The Sheiko Routines (#29 – #32)
Granted, the true routines of powerlifting coach Boris Sheiko aren’t designed to be one-size-fits-all programmes. However, the example programmes from some of Sheiko’s translations have become widely used in this way.
Programmes #29, #30, #31 and #32 form a sixteen-week macrocycle split into four, four-week mesocycles or blocks. This approach employs principles of DUP and WUP across the cycles, although the general trend is for intensity and volume to progress in a linear manner. This programme is designed to bring the lifter to a peak at the end of the macrocycle. Here’s how the blocks can be recognised:
- Sheiko #29 – preparatory block with moderate intensity and moderate volume
- Sheiko #30 – accumulation block with moderate intensity and high volume
- Sheiko #31 – intensification block with high intensity and moderate volume
- Sheiko #32 – peaking block with high intensity and low volume
The Sheiko programmes are highly specific – focusing predominantly on the squat, bench and deadlift exercises with minimal variation (i.e. deadlift to knees). Assistance exercises are incorporated and are performed in a moderate repetition range (5 – 10).
Given the linear periodisation of the blocks, progression is achieved by increasing the relative intensities (%1RM) throughout the programme. The sequencing of the blocks in an example of conjugation – i.e. each block should potentiate the next.
The ‘Bulgarian’ Method (Perryman)
Despite the name, this is not a real representation of the true Bulgarian weightlifting/powerlifting systems. Nonetheless, Matt Perryman’s book ‘Squat Every Day’ and the likes of Greg Nuckols and John Broz have popularised what we refer to in the West as the Bulgarian method.
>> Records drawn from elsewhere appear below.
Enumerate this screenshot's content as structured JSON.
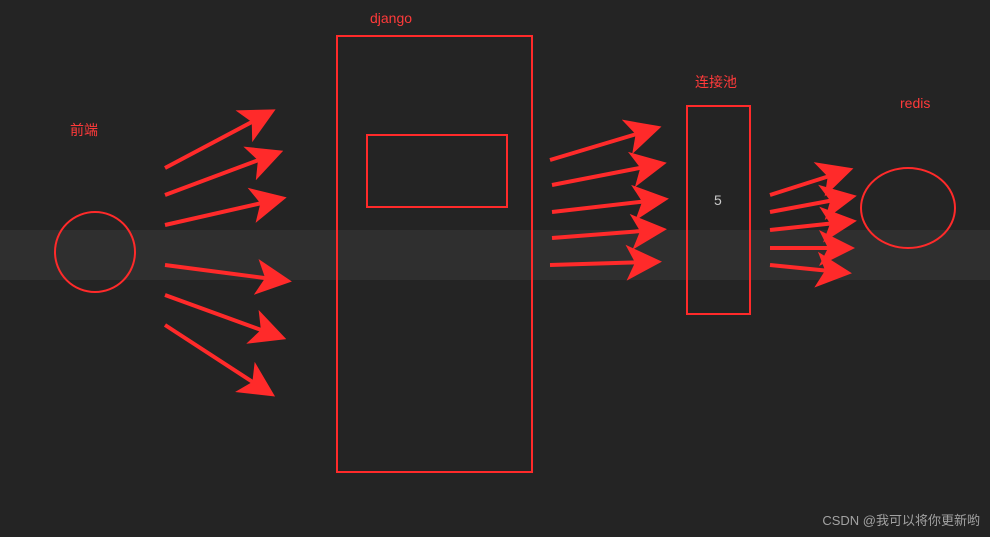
{
  "labels": {
    "frontend": "前端",
    "django": "django",
    "pool": "连接池",
    "redis": "redis"
  },
  "pool_size": "5",
  "watermark": "CSDN @我可以将你更新哟",
  "colors": {
    "stroke": "#ff2a2a",
    "text_red": "#ff3a3a",
    "text_grey": "#c9c9c9",
    "bg": "#242424"
  }
}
The main principle of the Bulgarian method is to work up to a daily max in the back squat in each and every session. The ‘max’ should be smooth, comfortable and achieved without equipment and without psyching up. Following the max, the lifter then performs some comfortable back-off sets. It is intended that the lifter autoregulates the back-off sets too, however, 2-5 sets of 2-3 with 10% less than the daily max is a common recommendation. Because of the autoregulation of load and back-off sets, the Bulgarian system effectively becomes a DUP style of programme. It is recommended that deload weeks in incorporated in the programme, a principle of WUP.
Typically, lifters will look train 4-7 days per week on the programme. The basic template is a simple one – squat/deadlift, press, upper body pull. The daily max and back-off sets are normally performed for the squat/deadlift and press, whereas the upper body pull is performed in a typical hypertrophy assistance style. It is recommended that more squat than deadlift sessions are performed (typically no more than two deadlift sessions).
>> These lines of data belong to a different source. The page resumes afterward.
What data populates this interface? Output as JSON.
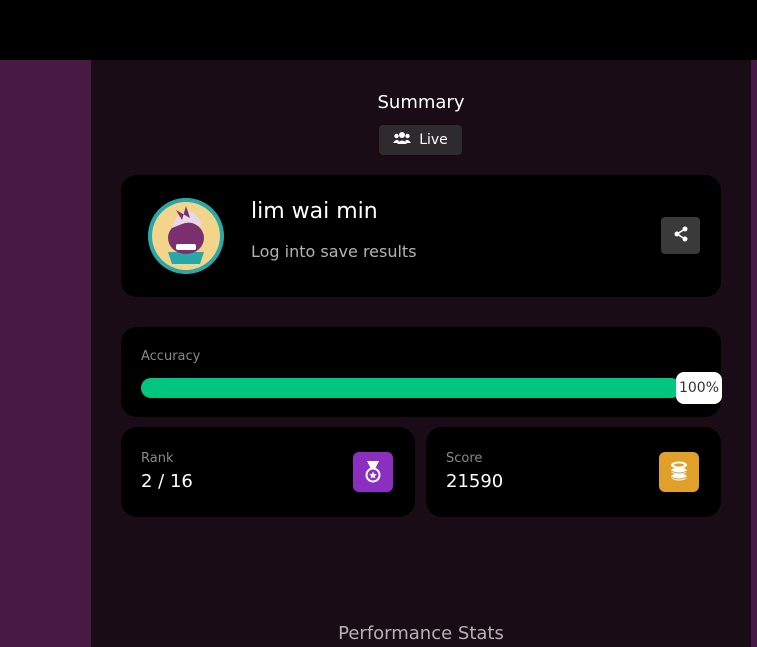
{
  "header": {
    "title": "Summary",
    "mode_badge": "Live",
    "mode_icon": "users-icon"
  },
  "profile": {
    "name": "lim wai min",
    "subtitle": "Log into save results",
    "share_icon": "share-icon"
  },
  "accuracy": {
    "label": "Accuracy",
    "percent_text": "100%",
    "fill_fraction": 1.0
  },
  "stats": {
    "rank": {
      "label": "Rank",
      "value": "2 / 16",
      "icon": "medal-icon"
    },
    "score": {
      "label": "Score",
      "value": "21590",
      "icon": "coins-icon"
    }
  },
  "section": {
    "performance_title": "Performance Stats"
  },
  "colors": {
    "background": "#190c17",
    "side_strip": "#461a42",
    "card": "#000000",
    "accuracy_bar": "#00c680",
    "rank_icon_bg": "#8a2fc0",
    "score_icon_bg": "#e0a02a"
  }
}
Periodisation is achieved through a gradual increase in the load achieved for the daily max and, consequently, the load used for the back off sets.
As we highlighted last time, there is no ‘best’ programme.
Every strength programme seeks to add load to the barbell to achieve progressive overload.
‘Beginner’ programmes tend to be linear in nature and demonstrate high levels of specificity.
More ‘advanced’ programmes tend to integrate undulation on a daily and/or weekly basis. These programmes place greater emphasis on the concurrent development of hypertrophy and/or RFD.
Understanding how the programme is put together is crucial when seeking to determine which best fits your goals and needs at any given point in time.